→ **BRIEF**
Your answer needs to include each line of the records in which the string "initials" can be found.

→ **RECORDS SHOWN**
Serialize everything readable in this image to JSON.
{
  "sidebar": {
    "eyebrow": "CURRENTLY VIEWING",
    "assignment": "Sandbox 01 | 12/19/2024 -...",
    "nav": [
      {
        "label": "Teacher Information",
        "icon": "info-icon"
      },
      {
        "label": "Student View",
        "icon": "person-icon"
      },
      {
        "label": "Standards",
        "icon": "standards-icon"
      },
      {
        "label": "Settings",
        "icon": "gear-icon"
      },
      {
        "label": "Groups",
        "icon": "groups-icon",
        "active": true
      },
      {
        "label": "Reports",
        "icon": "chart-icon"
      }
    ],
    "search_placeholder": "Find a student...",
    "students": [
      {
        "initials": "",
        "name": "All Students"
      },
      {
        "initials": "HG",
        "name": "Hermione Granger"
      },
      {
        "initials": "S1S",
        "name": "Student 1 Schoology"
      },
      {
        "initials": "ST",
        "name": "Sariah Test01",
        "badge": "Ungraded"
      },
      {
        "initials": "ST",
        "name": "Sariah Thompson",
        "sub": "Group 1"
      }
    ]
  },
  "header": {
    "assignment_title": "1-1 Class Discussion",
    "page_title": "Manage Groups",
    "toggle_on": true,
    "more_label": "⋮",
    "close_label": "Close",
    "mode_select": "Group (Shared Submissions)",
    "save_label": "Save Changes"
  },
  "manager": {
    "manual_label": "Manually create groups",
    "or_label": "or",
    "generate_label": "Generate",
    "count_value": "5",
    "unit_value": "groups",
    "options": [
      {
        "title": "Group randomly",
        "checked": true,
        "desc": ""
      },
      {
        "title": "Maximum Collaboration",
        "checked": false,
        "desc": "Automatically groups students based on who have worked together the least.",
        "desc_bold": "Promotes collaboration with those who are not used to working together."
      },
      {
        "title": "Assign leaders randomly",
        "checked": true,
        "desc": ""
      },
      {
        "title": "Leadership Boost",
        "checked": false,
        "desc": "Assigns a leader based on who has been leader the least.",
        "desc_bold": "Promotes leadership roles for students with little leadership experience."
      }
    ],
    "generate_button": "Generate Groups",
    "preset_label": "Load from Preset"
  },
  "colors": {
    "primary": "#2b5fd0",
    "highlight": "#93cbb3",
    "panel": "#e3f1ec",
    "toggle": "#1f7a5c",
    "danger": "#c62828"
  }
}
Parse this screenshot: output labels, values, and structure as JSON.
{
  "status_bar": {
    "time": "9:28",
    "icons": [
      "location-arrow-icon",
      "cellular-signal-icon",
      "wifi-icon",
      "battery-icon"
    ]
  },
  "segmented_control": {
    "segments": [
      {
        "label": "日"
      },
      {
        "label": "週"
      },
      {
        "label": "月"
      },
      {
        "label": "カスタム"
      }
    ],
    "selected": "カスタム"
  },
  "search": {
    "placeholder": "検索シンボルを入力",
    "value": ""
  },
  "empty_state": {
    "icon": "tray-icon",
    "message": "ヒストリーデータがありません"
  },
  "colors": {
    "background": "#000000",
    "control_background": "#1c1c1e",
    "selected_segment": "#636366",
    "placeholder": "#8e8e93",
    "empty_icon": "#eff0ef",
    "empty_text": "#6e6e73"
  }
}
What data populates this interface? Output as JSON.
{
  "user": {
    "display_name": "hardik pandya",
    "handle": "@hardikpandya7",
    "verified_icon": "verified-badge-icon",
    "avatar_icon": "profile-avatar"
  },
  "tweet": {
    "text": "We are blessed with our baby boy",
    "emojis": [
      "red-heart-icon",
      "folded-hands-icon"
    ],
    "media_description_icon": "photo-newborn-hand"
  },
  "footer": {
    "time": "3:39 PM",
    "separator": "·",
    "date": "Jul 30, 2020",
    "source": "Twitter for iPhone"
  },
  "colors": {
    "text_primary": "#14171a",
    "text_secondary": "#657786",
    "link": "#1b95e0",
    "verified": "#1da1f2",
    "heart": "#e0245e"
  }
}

→ **SOLUTION TO THIS PROBLEM**
        "initials": "",
        "initials": "HG",
        "initials": "S1S",
        "initials": "ST",
        "initials": "ST",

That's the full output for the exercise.